Investigation of Southern Tick-Associated Rash Illness (STARI)
|The safety and scientific validity of this study is the responsibility of the study sponsor and investigators. Listing a study does not mean it has been evaluated by the U.S. Federal Government. Read our disclaimer for details.|
|ClinicalTrials.gov Identifier: NCT00358761|
Recruitment Status : Terminated
First Posted : August 1, 2006
Last Update Posted : October 18, 2018
This study will evaluate blood and tissue samples for a condition called Southern Tick-Associated Rash Illness (STARI). This is a skin rash resembling erythema migrans, the rash found in people infected with Lyme disease. In the south and southeastern United States, STARI is associated with the bite of the lone star tick. Researchers seek a better understanding of the cause of STARI. Through researchers' knowledge, diagnostic tests could be developed. NIH is conducting this study along with the Centers for Disease Control and Prevention (CDC).

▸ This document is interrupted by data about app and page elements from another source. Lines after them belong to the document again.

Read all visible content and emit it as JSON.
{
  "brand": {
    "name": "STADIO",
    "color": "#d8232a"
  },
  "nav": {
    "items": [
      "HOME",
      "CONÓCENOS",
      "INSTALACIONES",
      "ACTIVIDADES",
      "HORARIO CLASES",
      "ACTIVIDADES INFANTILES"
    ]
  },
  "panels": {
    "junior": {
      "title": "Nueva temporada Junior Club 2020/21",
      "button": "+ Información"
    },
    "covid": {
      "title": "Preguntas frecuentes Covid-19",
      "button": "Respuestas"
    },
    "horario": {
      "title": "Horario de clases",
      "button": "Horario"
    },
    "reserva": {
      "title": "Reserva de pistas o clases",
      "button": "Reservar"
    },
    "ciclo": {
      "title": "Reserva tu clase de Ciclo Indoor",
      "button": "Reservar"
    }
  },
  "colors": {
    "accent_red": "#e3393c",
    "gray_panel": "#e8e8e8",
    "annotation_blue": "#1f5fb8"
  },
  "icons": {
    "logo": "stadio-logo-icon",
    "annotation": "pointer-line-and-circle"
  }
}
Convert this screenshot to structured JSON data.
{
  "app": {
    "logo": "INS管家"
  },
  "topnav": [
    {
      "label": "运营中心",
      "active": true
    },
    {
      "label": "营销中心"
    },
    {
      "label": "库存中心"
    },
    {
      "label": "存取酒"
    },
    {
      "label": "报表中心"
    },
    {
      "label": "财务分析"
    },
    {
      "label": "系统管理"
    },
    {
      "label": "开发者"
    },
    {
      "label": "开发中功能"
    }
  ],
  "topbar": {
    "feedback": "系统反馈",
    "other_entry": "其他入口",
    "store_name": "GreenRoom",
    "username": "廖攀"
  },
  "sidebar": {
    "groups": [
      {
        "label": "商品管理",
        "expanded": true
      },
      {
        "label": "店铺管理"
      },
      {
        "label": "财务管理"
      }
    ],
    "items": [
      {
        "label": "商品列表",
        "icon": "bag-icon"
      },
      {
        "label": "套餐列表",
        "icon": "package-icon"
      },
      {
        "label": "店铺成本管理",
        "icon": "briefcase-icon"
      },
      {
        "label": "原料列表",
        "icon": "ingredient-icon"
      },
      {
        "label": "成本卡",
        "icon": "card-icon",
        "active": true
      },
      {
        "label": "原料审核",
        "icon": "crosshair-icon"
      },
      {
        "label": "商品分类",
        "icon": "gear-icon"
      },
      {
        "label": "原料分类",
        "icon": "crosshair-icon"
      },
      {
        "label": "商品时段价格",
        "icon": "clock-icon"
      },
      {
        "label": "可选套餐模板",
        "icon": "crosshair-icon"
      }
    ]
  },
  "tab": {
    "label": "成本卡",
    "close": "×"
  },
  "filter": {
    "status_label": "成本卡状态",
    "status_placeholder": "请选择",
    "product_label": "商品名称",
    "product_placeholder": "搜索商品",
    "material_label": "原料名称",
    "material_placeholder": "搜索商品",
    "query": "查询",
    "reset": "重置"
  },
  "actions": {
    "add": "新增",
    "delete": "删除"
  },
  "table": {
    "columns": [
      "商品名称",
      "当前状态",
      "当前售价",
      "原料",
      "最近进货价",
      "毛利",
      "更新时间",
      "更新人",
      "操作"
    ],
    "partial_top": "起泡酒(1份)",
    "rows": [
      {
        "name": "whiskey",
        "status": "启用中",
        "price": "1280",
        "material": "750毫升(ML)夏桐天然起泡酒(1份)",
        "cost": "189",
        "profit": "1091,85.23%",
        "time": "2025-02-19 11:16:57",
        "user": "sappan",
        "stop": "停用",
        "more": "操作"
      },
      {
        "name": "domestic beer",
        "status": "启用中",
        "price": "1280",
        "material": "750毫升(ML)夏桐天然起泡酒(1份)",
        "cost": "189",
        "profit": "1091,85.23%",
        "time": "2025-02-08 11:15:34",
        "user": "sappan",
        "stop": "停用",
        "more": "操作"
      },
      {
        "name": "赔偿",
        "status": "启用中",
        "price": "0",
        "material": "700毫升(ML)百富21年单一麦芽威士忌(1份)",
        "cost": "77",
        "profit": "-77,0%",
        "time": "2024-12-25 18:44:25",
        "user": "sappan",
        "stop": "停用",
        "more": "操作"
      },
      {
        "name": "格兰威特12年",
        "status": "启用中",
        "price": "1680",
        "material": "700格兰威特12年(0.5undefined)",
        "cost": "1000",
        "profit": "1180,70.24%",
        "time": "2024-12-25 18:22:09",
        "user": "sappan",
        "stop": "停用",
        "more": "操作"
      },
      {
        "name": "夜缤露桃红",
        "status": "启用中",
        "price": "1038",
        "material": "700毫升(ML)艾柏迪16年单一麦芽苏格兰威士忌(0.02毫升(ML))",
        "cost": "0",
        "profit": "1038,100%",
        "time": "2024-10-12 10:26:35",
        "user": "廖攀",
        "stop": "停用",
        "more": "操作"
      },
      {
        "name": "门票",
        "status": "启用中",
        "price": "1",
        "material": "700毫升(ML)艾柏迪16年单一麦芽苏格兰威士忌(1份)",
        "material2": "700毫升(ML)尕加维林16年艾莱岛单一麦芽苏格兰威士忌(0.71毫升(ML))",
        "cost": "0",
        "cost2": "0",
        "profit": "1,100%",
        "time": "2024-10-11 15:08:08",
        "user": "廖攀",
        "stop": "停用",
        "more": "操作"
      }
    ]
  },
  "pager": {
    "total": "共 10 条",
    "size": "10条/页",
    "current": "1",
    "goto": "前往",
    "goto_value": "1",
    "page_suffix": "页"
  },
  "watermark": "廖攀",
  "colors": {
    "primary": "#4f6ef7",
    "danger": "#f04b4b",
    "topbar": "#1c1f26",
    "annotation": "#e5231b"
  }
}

Patients ages 14 years and older who have recently been diagnosed with possible STARI, who have not taken antibiotics for it longer than 1 day, and whose skin does not form large scars may be eligible for this study. About 20 participants will be enrolled over a 5-year period. Patients will visit the NIH Clinical Center for two or three visits. The first visit may last 2 hours. Photographs will be taken of the rash, and a blood sample of about 1-1/2 tablespoons will be collected for tests. Patients will undergo a punch biopsy of three small pieces of skin, from the rash. The area of the skin will be cleaned, and patients will receive a local anesthetic at the biopsy site. A sharp instrument will remove a round plug of skin, about the size of half a pencil eraser. Patients may feel a pushing sensation, but there should not be pain. The site usually heals without sutures, though the doctors may close it with special adhesive bandages or one or two sutures. Patients will receive instructions about how to take care of the biopsy site. If sutures are used, patients will return in 7 to 10 days to have them removed-or a patient's own doctor may remove the sutures. Patients will return to NIH at 4 to 6 weeks following their first visit. At that time, they will answer questions about how they are doing and donate about 2 tablespoons of blood. Blood and skin samples will be used for research at NIH and CDC.
|Condition or disease|
|Southern Tick-Associated Rash Illness|
|Study Type :||Observational|
|Actual Enrollment :||3 participants|
|Official Title:||Investigation of Southern Tick-Associated Rash Illness (STARI)|
|Study Start Date :||July 20, 2006|
|Study Completion Date :||December 11, 2012|
To learn more about this study, you or your doctor may contact the study research staff using the contact information provided by the sponsor.
Please refer to this study by its ClinicalTrials.gov identifier (NCT number): NCT00358761
|United States, Maryland|
|National Institutes of Health Clinical Center, 9000 Rockville Pike|
|Bethesda, Maryland, United States, 20892|
|Principal Investigator:||Adriana R Marques, M.D.||National Institute of Allergy and Infectious Diseases (NIAID)|